My MP is a geek.
He will now get a free iPad. Or, if he is free spirited, he can do the rebellious thing and get a Samsung Galaxy Tab. Nothing short of the best tablets will do for the MP. Not the simple, government-promoted Aakash, not the scores of cheaper tabs, it is going to be an iPad or a Galaxy Tab.
Why does the honourable Member of Parliament need an iPad? It’s a decision of the Lok Sabha committee on paperless office.
Did you know that there was a Lok Sabha committee on paperless office? We couldn’t find such a committee on the Lok Sabha website but it is mentioned in a Times of India report on recommending the tablet purchase. What we could find though was a Committee on Provision of Computers to Members of Lok Sabha under Ad-Hoc Committees. Yeah, it did sound pretty ad hoc to us too!
Perhaps it was the same committee, referred to in the newspaper article as the Lok Sabha committee on paperless office, which recommended this. May not. We are not sure. But we sure couldn’t find a committee on paperless office on the Lok Sabha site (here’s the committees page http://126.96.36.199/committee/committee_list.aspx).
In case the committee that recommended this new age of tablets for MPs is the same Kafkaesque sounding Committee on Provision of Computers to Members of Lok Sabha under Ad-Hoc Committees, then, lo behold, at least one member of the committee to get computers for Lok Sabha members does not even have an email address on his official page on the Lok Sabha website!
Sohan Potai, member of Parliament of the Bharatiya Janata Party from Kanker in Chhattisgarh is a member of the group to computerise the Lok Sabha, but as you can see from his page here,
http://188.8.131.52/LssNew/members/Biography.aspx?mpsno=331, there is no email address provided for him!
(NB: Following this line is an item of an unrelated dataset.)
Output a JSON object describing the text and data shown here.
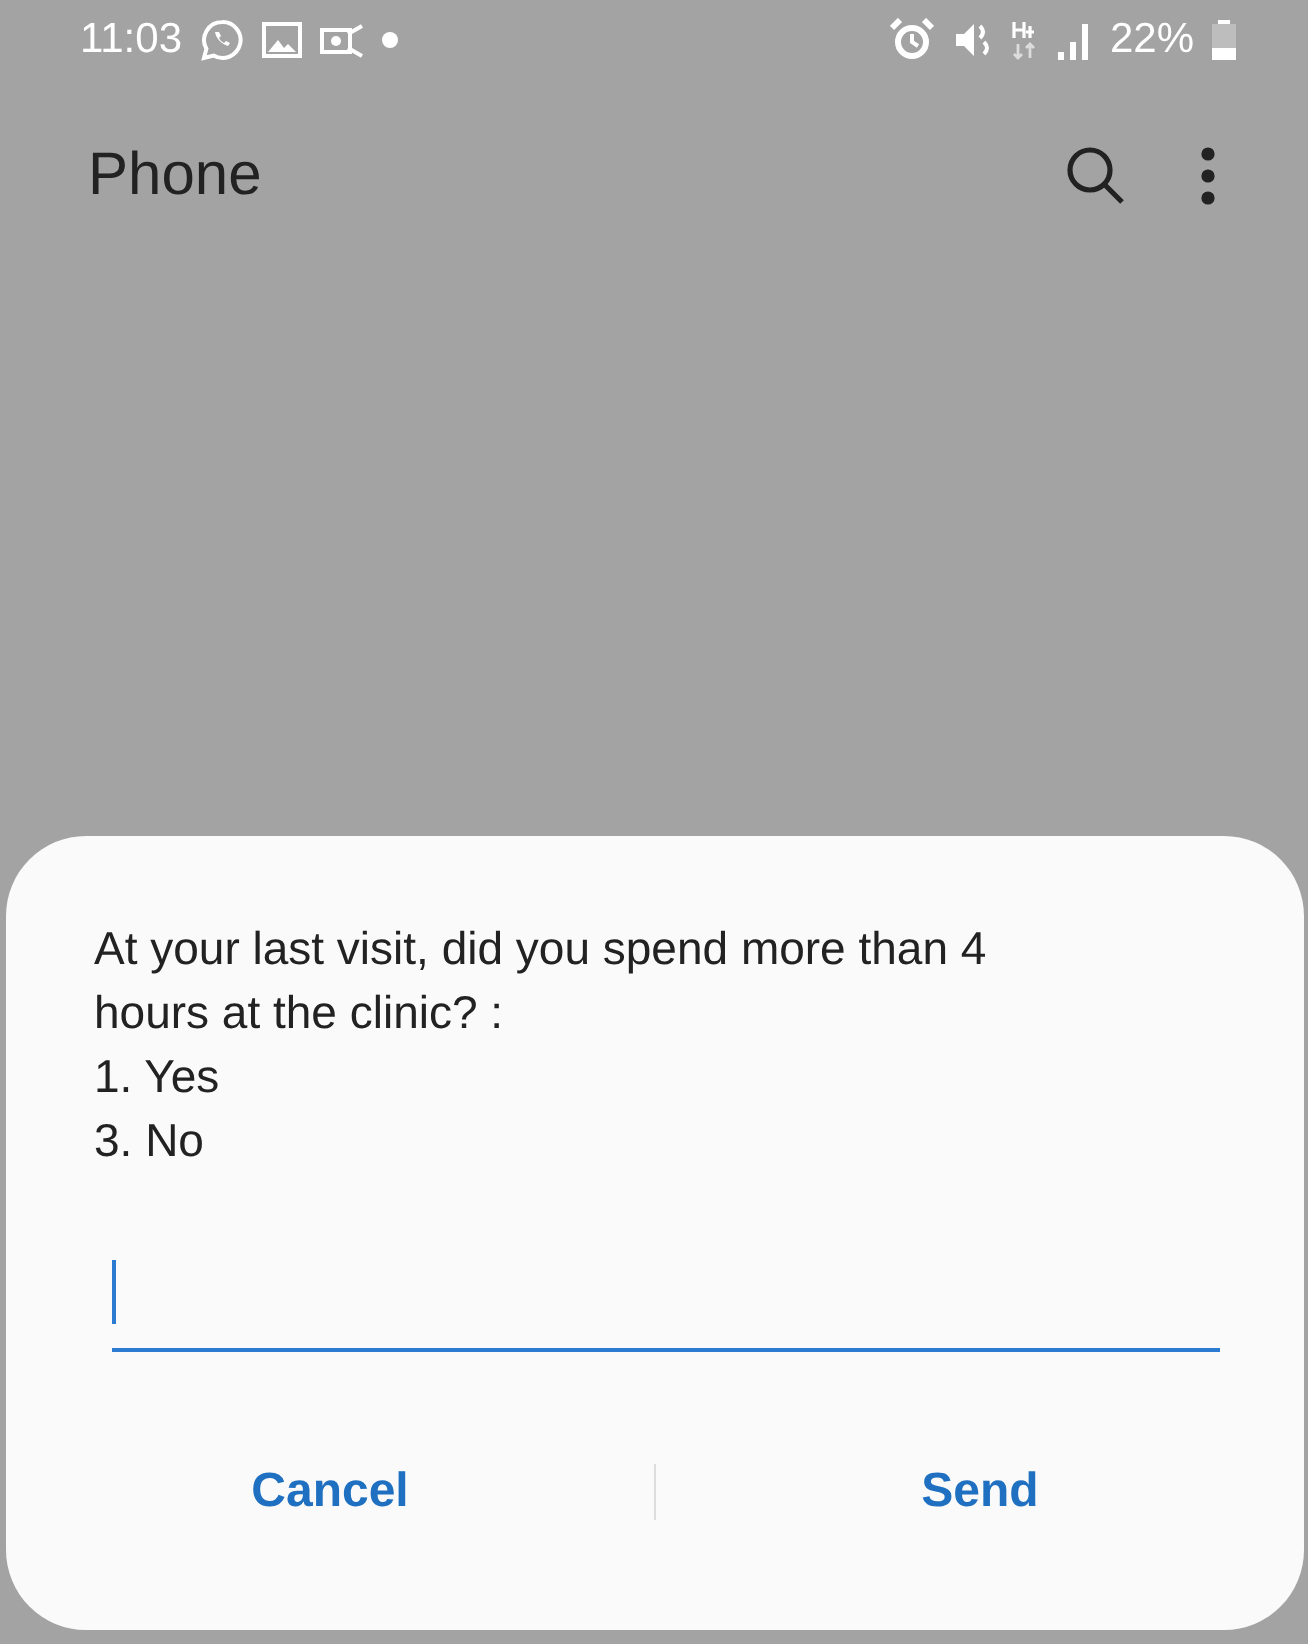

The iPads or Galaxy Tabs will be latest in list of connectivity devices for the MP. Here’s what else they get,
– a fixed line telephone and free 50,000 calls in a year. MPs who are chairs of parliamentary committees do not have to pay for any local calls made from the fixed line in their New Delhi residence.
– a fixed line telephone and free 50,000 calls in a year within his constituency.
– one fixed line telephone at his residence in New Delhi or his constituency on which 50,000 free calls are given for accessing the internet.
– Trunk calls for free worth 150,000 calls every year (though who makes trunk calls any more?)
– Extra 20,000 calls are free for MPs whose constituency is more than 1,000 kilometres away from New Delhi.
– One free mobile phone number from MNTL whose calls are adjusted to the 150,000 free calls.
But what do they do with all this connectivity?
Perceptionally, and on the ground, if you know what I mean, the Indian MP, at an average, remains an aloof and distant creature. There is little real interactivity between the elected representative and those who elected them and citizen feed back to governance remains desperately weak which assures that the Indian parliamentarian is seen as ‘the corrupt neta’ and rarely close to a true representative of the people.
Few among this tribe make a real attempt to reach out and engage their constituents and the people at large. Precious few have functioning regularly updated websites which respond to queries; most publicly listed email addresses are non-functional. Few tweet or use the social media.
In fact, the Indian elected representative is singularly unversed about reaching out to the people. Years of top down netagiri means that, as has been seen in the Anna Hazare movement, the Indian MP largely responds only to public threats of mass movements.
As they get their tablets, the Indian MP would do good to remember what these devices are for. They are not just for paperless offices.